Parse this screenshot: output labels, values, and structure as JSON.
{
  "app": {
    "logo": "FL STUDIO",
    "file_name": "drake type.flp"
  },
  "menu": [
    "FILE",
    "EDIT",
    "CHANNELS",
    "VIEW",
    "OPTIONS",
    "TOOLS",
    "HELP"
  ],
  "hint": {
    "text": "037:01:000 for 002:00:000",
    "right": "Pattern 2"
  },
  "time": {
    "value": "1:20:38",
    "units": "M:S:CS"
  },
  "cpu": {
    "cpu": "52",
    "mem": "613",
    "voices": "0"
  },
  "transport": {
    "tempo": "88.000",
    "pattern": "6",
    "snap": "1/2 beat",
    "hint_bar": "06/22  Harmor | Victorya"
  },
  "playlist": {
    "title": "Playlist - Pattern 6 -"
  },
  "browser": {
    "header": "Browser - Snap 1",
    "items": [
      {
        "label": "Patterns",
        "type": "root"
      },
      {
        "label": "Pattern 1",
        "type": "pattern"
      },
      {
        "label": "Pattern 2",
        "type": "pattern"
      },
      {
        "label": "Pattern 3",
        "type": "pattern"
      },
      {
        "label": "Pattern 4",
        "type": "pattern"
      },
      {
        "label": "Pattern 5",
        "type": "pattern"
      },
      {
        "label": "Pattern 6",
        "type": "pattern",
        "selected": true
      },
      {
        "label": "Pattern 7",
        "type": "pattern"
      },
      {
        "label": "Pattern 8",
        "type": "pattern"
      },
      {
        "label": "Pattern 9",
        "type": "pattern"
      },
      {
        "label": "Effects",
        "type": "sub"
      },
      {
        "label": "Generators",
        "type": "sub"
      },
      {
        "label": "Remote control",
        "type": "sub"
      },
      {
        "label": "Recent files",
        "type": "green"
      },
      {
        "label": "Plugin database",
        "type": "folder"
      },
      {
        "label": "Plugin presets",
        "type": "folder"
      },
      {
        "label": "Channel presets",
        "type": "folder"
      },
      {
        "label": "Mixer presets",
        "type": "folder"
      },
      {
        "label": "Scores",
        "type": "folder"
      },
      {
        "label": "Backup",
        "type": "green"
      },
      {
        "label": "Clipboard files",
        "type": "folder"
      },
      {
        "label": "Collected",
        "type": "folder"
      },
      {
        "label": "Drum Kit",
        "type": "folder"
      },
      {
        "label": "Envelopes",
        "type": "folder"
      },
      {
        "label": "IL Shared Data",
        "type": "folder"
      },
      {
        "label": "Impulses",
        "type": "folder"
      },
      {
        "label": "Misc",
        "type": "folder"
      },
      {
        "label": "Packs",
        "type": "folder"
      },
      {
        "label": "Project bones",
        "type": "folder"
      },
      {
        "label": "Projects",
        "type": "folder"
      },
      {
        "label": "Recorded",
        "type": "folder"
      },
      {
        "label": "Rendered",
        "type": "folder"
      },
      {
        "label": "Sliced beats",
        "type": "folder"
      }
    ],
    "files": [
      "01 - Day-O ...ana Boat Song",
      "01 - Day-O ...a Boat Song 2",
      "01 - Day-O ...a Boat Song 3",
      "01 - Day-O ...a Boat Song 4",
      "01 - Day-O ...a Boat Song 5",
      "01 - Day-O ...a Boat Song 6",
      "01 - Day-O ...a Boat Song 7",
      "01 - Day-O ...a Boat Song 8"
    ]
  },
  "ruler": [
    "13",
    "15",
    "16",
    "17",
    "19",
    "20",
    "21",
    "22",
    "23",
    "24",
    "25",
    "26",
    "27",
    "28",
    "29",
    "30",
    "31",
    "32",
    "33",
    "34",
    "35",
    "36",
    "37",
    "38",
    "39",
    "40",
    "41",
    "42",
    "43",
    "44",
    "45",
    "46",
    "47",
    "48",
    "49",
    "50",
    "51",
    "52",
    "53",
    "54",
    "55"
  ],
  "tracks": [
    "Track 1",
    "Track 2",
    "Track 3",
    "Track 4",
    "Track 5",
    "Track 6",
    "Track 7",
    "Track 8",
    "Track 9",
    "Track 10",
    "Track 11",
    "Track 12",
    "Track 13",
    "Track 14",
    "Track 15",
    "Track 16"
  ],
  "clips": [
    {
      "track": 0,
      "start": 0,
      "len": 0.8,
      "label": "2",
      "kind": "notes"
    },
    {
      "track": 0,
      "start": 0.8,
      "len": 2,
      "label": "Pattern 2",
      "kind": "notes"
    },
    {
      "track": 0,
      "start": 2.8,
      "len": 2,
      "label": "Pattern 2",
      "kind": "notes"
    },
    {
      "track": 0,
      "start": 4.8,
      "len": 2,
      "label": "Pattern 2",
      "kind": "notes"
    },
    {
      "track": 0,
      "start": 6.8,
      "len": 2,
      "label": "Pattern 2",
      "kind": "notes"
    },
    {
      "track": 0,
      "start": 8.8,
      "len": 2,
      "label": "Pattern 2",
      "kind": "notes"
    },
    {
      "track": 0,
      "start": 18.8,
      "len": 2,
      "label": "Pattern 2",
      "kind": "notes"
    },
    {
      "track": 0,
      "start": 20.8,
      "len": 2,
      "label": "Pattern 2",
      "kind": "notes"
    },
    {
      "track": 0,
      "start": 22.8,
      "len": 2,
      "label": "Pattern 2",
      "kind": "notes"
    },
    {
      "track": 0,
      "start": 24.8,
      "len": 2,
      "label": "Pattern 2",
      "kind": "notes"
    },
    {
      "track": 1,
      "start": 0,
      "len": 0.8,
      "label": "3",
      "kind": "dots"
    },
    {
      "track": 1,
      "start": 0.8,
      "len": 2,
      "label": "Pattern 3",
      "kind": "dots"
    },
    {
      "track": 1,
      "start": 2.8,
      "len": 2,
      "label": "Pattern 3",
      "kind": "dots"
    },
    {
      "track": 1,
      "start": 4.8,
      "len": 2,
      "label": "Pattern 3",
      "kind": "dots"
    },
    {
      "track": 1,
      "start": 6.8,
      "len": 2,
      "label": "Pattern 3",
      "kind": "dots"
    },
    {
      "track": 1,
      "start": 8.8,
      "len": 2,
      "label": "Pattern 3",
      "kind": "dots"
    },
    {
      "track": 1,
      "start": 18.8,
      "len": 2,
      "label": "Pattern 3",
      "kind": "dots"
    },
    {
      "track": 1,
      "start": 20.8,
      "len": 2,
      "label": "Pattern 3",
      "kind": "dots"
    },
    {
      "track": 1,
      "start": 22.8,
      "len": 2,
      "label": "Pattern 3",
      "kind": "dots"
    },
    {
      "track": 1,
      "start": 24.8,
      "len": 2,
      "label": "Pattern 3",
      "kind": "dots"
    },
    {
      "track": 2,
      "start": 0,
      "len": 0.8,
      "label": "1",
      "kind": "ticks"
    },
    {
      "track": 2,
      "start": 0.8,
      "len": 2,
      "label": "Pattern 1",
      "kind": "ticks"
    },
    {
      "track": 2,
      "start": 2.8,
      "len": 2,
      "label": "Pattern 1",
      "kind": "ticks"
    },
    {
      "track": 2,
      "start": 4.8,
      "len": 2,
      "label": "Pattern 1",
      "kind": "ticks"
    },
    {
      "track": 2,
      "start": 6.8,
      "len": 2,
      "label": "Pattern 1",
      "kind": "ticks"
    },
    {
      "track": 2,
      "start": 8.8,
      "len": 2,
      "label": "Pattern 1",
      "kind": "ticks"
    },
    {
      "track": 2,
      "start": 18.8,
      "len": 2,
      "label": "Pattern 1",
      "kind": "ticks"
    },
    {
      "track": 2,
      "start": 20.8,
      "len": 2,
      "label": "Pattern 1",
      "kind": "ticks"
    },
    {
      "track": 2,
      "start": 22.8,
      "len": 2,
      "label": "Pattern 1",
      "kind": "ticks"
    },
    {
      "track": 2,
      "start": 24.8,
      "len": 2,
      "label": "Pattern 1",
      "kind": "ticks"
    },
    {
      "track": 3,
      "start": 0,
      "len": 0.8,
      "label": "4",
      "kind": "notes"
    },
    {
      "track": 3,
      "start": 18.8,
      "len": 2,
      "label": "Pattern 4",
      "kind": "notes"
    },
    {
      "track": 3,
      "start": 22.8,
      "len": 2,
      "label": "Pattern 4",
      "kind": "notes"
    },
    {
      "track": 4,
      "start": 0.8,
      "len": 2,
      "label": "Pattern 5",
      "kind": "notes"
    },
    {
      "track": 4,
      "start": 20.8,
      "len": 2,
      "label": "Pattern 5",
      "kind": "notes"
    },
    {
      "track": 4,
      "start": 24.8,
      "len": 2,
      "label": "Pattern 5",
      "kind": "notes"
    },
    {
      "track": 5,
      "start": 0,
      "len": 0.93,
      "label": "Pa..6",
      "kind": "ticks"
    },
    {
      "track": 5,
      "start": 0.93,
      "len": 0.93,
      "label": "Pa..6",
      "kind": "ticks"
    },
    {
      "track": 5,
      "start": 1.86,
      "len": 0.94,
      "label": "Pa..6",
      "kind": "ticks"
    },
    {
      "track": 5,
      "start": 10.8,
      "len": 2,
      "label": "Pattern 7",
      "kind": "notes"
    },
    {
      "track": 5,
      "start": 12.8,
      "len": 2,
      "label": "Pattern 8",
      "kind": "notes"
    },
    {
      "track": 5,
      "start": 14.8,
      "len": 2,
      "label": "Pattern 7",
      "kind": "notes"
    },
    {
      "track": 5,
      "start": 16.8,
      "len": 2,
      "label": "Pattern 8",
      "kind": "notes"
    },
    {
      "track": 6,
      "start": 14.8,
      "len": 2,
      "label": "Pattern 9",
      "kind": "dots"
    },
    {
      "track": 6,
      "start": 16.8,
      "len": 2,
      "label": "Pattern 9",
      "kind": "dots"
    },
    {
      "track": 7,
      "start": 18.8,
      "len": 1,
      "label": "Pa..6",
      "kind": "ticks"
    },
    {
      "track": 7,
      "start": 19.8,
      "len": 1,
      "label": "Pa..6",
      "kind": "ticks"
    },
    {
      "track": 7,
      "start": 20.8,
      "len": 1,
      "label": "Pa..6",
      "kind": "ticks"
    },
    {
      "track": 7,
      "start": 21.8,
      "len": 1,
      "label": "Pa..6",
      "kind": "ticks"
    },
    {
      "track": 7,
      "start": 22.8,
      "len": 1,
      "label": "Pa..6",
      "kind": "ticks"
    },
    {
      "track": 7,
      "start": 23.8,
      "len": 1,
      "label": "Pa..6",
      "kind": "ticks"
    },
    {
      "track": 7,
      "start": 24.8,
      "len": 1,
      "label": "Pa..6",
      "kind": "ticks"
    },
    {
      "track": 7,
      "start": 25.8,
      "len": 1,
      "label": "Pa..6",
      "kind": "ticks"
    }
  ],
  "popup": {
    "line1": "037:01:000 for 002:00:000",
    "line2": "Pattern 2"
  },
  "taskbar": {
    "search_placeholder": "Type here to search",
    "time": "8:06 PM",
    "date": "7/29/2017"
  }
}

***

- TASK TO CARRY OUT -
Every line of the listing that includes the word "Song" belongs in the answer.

- EXPECTED ANSWER -
      "01 - Day-O ...ana Boat Song",
      "01 - Day-O ...a Boat Song 2",
      "01 - Day-O ...a Boat Song 3",
      "01 - Day-O ...a Boat Song 4",
      "01 - Day-O ...a Boat Song 5",
      "01 - Day-O ...a Boat Song 6",
      "01 - Day-O ...a Boat Song 7",
      "01 - Day-O ...a Boat Song 8"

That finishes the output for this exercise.